This is Islay’s oldest legal distillery, located on the shores of Loch Indaal. John Simpson established it on a small scale for farming in 1779. It changed hands in 1837 when William and James Mutter took over and expanded the distillery. During World War II the distillery was closed while the RAF Costal Command resided in the buildings to combat enemy submarines. More recently, the Morrison family owned it until the takeover by the Japanese company Santoro.
The whisky is milder than the three southern Kildalton distilleries - the distinctive characters of Bowmore Single Malt Whiskies are peat smoke, salt and seaweed.
Bowmore produces about 2 million litres of alcohol per year. It’s one of the few distilleries which still have malting floors, with phenol levels of 18/25 ppm. Afterwards, the malt is dried over peat fire which adds to the smoky peat flavour of the whisky. There are two wash stills and two spirit stills and water is obtained from the River Laggan. The stills are pear shaped, not very tall and the lyne arm rises after the neck and does not have pieces that increase the reflux. This all results in a rough, spicy and intense distillery character.
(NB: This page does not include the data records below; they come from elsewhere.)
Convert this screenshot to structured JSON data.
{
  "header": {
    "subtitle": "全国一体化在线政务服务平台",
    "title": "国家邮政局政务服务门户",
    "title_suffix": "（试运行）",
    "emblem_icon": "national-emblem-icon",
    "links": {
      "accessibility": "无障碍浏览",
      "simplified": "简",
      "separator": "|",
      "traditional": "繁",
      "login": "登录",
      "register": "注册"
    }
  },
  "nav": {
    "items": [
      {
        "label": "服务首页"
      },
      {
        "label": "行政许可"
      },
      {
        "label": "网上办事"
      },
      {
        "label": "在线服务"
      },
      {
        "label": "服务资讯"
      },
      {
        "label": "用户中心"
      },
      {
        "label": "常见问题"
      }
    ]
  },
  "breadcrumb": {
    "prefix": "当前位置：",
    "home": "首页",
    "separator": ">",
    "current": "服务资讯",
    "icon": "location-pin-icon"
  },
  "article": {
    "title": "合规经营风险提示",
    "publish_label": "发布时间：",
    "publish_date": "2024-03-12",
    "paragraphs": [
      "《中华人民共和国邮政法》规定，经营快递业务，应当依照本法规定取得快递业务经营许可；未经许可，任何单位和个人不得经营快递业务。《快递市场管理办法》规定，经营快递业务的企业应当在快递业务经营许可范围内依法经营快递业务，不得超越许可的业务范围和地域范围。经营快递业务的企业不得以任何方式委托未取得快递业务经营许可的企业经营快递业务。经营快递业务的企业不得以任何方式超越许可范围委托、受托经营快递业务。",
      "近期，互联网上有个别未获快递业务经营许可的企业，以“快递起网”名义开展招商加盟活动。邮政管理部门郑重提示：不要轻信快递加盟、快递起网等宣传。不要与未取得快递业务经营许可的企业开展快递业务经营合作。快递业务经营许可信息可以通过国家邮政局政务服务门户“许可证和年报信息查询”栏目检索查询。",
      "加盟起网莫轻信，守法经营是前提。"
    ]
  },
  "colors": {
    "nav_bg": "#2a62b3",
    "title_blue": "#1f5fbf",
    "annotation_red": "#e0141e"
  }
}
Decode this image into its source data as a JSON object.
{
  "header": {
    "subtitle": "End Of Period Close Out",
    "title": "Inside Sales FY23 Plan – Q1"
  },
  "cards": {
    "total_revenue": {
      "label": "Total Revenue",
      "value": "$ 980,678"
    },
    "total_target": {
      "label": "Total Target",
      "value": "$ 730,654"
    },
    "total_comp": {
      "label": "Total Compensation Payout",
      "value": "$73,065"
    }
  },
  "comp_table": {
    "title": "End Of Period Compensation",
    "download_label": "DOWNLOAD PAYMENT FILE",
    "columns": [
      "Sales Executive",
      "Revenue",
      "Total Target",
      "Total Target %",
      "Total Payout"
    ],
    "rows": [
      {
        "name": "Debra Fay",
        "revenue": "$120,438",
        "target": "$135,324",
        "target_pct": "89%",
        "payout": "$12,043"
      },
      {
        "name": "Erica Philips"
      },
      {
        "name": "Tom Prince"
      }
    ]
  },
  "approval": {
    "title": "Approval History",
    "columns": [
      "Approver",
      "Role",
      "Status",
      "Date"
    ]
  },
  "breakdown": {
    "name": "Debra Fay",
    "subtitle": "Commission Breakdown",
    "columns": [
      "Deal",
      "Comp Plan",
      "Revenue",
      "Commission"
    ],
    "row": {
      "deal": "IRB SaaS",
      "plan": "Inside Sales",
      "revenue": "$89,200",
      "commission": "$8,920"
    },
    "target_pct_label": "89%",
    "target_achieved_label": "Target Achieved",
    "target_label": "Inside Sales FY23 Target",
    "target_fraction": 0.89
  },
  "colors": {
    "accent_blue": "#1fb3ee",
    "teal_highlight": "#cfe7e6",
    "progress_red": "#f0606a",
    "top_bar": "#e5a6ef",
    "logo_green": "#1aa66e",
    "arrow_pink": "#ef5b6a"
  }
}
The whisky matures in flat dunnages in a cold and humid environment. The warehouses close proximity to the sea give the whisky its saltiness and marine flavours. The legendary No. 1 vault is the only warehouse below sea level.
Bourbon casks are mainly used to create sweet vanilla flavours, although sherry barrels can also be found to impart intense flavours of dried fruits.
A wide variety of whiskies are bottled of different ages and finishes, to appeal to an eclectic range of taste and budgets.
A newly remodelled visitors centre overlooks scenic Loch Indaal and features a handful of distillery-exclusive bottlings. The branding has also changed to Bowmore, The Original Islay Malt.
The distillery shop is open Tuesday-Saturday 10am-4pm – book ahead to visit (updated 8 Aug 2022).